I also played hockey for a short while and I do clearly remember the grueling hours we girl hockey players were assigned for ice time (back in 1976). We carpooled, in the deep-freeze of northern Minnesota winter, to get to the rink and on the ice by 5:30 a.m. Ladies' Night Out, I guess, it still being dark and all.

Tim is trying out for his high school varsity football team. Fall practice opened today with a 7 a.m. (sharp!) meeting. The practice times this week are 7:30 to 2:45. Today and tomorrow they wear shorts, tees, cleats, and helmets only. Players are advised to pack their lunches in coolers and bring foldable chairs for meetings and film reviews.

This weekend we helped him get prepared. Bought all kinds of fixings for his lunches. Gave him the $21 for the team-required practice stuff from school. Bought a high-end girdle and some quick-dry practice shirts from Dick's: $91.00. (I asked him why he needs new shirts for football practice when we have a gazillion old t-shirts available at home and he told me the ones we had were too hot and too big for a day of practice. Okay. I buy that.) Ken set the alarm for 5:15 and made himself and Tim turkey sandwiches. He had cleaned out our empty Gatorade bottles, filled them with water, and stuck them in the freezer Sunday night.
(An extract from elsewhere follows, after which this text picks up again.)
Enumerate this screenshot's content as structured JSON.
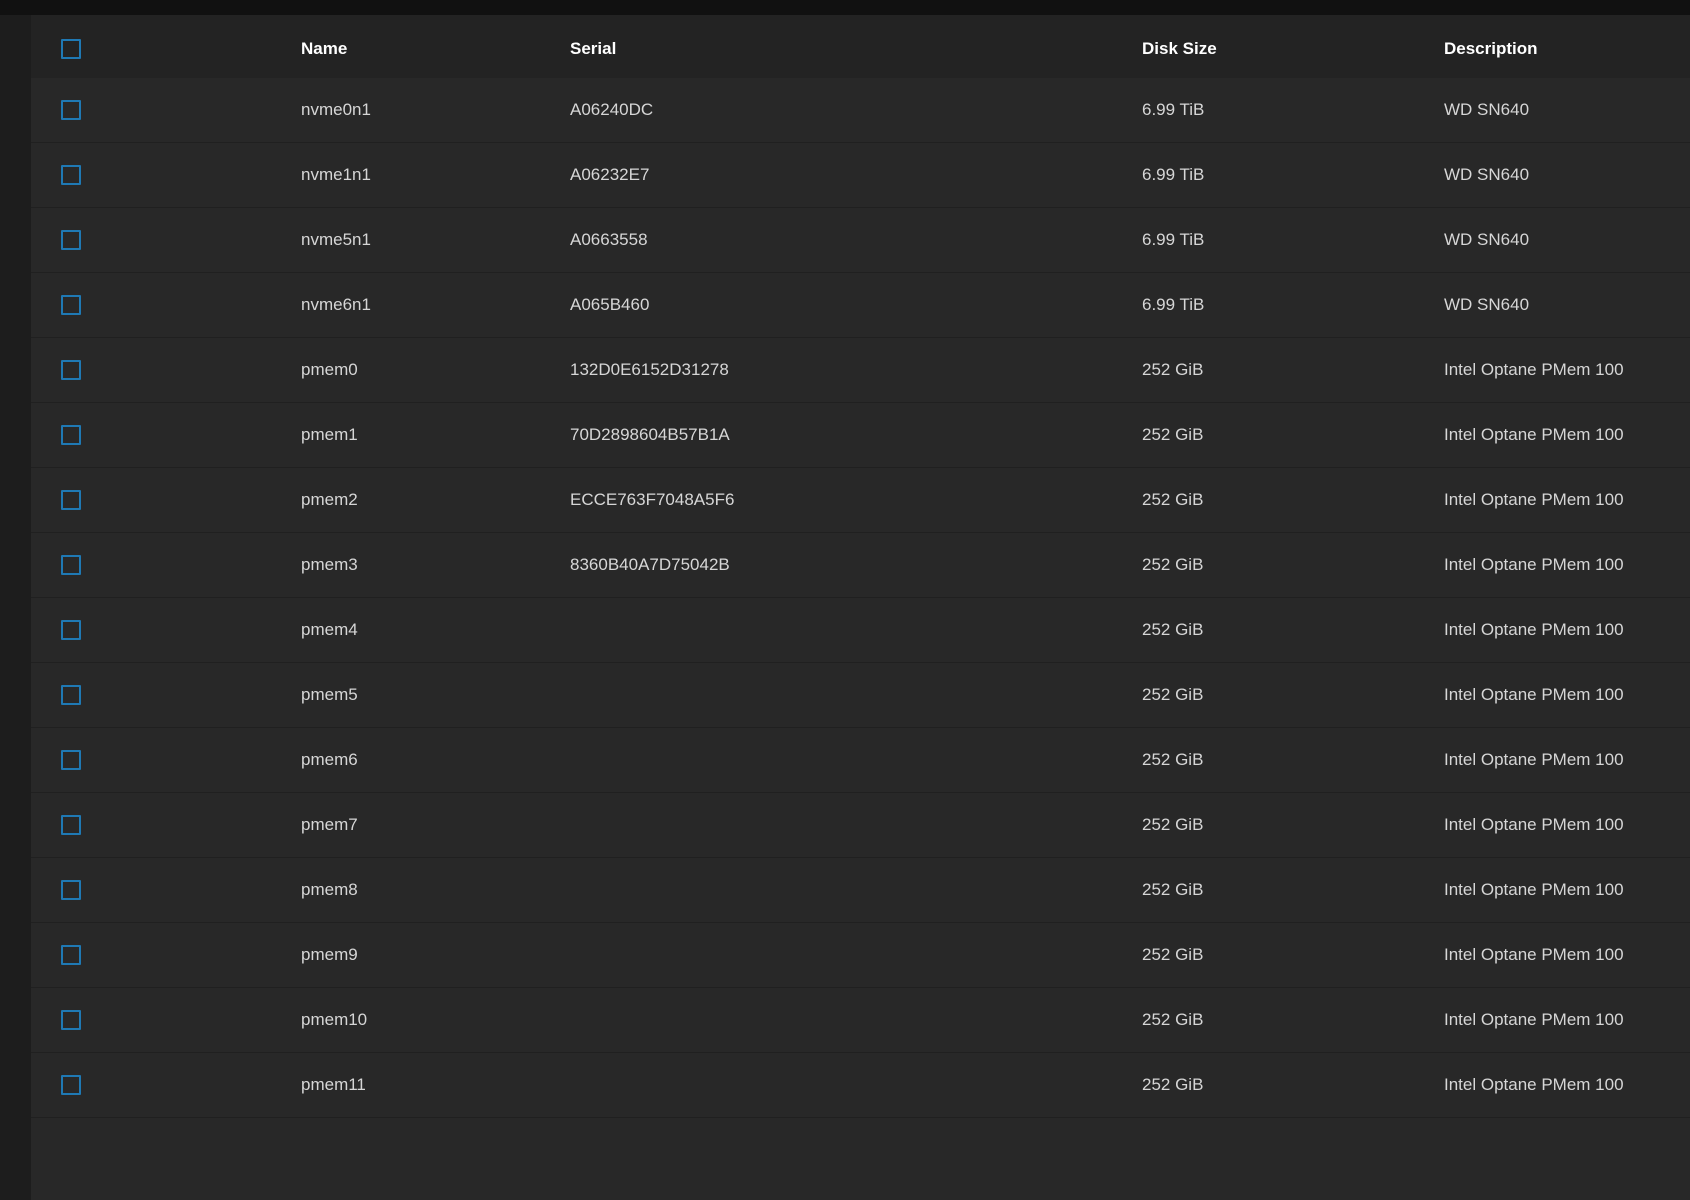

That way the bottles can keep the lunch cold in the cooler and Tim can drink from them by the end of the day.

Tim has his own car now so he got himself up, had a toaster waffle and some milk, and headed out the door with his cooler and his gym bag at 6:45 a.m.

In solidarity, I did 50 crunches and 5 push-ups before work this morning.

He's a linebacker and will be working to make the starting squad on a pretty competitive team. There is also the option of making second team or playing junior varsity. Last year he started for his 10th grade team, played some junior varsity, and suited up for varsity. He's been working out all summer and also worked the high school camp for younger kids, so he's definitely prepared for today.

I got the first two seasons of Friday Night Lights at the library Saturday and we all watched many of the Season 1 episodes over the weekend. Now there's a hyped-up phenomenon: Texas high school football. I was encouraged to see that the women of the series--by the end of the season--started to have more substantial roles and better character development beyond cheerleading and girlfriends who do or don't have sex. I was pretty fascinated with all the context the show's creators brought into the show: the pressure by the townsfolks, the dynamics during practice and on game days, the toll such competition takes on families.

More as documentation of something I find really compelling (because I was an athlete, because I still know so little about football and the systems that keep it a national pasttime) and less because I'm a fawning helicopter mom, I want to post a few summaries on practice and try-outs for the next month or so. Bear with me or visit again in October!

Monday, August 02, 2010

Getting by

"Suicide" has barged into my life three times in the last month. Too much for my psyche. My good friend's brother committed suicide and my friend worried about her elderly parents' ability to cope. One of our Press writers lost her sister to suicide and our writer was next of kin and had to attend first to the funeral service and then to an appropriately meaningful memorial service weeks later. Today we learned a former colleague killed himself on Friday, after a lifetime struggling with depression and a summer with additional work stresses.

Today's news stopped me in my tracks. Our editor in chief commented that on days like this it is hard getting by. What other news will we need to cope with? For those of us without the extra burdens of depression, chronic illness, severe poverty, it might seem trivial to say, but we all can be worn down by the coping, the constant coping. And she said it's as if we need to keep our view on the long gaze, keep looking ahead, keep our visions clear to the future. Otherwise, if we look down or too closely, we may stop in our tracks for longer than we hoped. Stop and wonder about this grace of God.